+++ Data for the task
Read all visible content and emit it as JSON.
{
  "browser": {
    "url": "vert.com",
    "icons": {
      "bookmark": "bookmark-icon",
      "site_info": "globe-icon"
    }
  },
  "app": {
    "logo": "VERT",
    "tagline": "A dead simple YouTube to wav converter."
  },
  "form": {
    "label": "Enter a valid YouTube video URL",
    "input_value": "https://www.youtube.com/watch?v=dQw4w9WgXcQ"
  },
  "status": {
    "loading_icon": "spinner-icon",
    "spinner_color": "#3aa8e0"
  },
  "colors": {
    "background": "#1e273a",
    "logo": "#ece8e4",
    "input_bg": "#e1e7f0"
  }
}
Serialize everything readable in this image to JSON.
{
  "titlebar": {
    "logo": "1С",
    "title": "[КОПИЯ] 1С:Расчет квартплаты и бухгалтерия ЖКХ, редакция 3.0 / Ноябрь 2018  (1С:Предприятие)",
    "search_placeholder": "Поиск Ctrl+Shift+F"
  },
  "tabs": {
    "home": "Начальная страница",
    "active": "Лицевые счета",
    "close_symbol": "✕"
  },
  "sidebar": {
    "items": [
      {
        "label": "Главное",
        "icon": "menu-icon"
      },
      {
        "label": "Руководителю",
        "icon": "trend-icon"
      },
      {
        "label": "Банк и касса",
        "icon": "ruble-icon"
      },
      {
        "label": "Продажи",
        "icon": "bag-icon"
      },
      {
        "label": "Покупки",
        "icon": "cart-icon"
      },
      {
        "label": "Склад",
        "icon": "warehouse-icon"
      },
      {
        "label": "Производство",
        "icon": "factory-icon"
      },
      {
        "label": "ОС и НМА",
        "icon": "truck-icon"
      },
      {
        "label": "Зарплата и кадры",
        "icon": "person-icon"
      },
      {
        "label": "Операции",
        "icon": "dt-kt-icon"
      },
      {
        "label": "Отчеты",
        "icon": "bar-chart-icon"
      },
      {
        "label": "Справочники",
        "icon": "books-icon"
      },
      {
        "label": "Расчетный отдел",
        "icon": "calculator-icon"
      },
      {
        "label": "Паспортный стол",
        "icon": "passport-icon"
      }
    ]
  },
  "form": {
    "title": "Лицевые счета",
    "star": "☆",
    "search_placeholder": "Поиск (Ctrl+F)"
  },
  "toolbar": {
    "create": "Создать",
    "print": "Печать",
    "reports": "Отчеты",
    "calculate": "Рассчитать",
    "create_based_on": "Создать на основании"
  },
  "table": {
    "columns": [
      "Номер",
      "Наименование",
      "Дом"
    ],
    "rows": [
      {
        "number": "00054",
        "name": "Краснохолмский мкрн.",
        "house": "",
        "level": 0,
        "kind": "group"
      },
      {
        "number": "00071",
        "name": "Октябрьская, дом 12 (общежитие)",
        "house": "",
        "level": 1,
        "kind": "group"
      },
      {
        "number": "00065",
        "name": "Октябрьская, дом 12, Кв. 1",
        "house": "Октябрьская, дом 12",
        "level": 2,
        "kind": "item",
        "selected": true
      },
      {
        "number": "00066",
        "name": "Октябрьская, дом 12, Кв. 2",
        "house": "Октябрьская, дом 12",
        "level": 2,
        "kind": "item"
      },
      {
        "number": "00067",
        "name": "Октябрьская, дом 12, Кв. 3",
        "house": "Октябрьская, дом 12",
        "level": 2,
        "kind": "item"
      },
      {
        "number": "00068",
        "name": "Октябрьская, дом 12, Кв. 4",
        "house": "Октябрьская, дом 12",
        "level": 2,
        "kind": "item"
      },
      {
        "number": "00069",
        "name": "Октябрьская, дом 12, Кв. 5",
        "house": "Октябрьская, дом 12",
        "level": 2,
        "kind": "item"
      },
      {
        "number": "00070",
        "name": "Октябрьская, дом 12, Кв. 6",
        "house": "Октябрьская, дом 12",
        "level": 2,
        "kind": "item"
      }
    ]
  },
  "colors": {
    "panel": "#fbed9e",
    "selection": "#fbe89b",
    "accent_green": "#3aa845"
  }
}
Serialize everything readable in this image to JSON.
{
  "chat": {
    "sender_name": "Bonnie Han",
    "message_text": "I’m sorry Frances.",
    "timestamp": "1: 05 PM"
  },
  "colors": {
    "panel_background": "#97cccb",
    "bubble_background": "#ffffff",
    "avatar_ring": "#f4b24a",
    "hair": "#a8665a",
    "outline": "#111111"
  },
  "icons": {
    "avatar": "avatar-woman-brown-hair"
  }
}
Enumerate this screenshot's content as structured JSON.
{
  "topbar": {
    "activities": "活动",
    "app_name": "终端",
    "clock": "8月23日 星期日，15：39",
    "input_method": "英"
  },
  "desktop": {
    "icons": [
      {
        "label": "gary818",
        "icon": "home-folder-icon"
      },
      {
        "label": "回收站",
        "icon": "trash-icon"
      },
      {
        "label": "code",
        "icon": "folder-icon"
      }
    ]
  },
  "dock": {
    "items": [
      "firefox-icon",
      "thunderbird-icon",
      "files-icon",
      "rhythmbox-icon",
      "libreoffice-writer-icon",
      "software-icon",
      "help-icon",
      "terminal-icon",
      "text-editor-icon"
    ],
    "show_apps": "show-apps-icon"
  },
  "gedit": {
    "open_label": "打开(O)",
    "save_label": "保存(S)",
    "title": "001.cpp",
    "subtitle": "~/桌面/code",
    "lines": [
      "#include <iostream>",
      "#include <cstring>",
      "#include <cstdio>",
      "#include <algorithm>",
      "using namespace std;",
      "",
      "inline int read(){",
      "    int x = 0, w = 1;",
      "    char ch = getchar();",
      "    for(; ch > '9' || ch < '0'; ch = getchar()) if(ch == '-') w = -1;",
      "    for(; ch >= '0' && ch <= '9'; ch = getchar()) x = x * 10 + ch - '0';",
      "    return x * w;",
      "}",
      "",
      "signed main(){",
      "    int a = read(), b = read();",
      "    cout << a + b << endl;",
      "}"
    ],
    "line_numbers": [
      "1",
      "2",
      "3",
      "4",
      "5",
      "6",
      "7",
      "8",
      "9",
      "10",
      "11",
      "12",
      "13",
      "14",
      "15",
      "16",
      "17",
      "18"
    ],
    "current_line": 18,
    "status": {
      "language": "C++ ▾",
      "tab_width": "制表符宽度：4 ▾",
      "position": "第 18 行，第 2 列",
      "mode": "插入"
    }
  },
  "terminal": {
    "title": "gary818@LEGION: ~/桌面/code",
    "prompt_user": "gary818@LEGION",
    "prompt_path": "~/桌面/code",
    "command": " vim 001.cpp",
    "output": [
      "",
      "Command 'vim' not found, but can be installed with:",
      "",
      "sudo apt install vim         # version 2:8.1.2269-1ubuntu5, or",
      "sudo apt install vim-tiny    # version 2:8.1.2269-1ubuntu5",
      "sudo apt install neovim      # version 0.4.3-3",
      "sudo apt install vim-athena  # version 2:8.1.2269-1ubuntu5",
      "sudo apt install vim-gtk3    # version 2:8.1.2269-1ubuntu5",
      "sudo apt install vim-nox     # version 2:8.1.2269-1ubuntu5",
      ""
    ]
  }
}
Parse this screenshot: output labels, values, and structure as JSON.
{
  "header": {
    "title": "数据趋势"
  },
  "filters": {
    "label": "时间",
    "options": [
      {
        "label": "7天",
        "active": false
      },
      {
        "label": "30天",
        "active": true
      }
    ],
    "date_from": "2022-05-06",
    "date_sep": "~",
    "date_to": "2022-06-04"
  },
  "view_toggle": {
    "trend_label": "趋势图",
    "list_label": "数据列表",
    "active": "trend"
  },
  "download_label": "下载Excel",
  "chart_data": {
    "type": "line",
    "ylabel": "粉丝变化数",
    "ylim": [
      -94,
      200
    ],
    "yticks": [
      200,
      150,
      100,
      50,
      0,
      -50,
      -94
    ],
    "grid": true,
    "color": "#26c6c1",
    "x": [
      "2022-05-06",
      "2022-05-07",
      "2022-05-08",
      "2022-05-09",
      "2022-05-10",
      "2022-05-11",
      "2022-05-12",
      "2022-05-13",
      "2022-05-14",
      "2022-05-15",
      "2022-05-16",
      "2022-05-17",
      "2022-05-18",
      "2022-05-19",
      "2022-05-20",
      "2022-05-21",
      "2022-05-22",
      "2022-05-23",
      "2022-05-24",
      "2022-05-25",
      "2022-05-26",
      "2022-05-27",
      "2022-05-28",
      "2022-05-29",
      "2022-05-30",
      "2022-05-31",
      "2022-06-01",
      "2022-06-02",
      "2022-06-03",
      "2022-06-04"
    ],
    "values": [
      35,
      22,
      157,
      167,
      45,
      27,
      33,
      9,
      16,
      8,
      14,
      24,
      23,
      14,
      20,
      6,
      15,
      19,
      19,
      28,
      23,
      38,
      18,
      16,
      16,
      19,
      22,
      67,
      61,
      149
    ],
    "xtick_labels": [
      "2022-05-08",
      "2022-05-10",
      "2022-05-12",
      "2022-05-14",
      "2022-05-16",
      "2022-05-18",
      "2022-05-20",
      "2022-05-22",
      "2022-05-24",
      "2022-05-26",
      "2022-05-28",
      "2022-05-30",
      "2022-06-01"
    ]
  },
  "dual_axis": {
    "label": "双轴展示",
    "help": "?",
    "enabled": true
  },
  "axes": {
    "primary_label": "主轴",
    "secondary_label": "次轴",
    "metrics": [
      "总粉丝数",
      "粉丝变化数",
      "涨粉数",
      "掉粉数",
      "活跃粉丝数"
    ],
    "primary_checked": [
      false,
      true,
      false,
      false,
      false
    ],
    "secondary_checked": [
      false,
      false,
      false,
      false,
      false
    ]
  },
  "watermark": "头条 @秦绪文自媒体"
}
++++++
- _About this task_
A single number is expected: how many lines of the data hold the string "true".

- _Output of the task_
5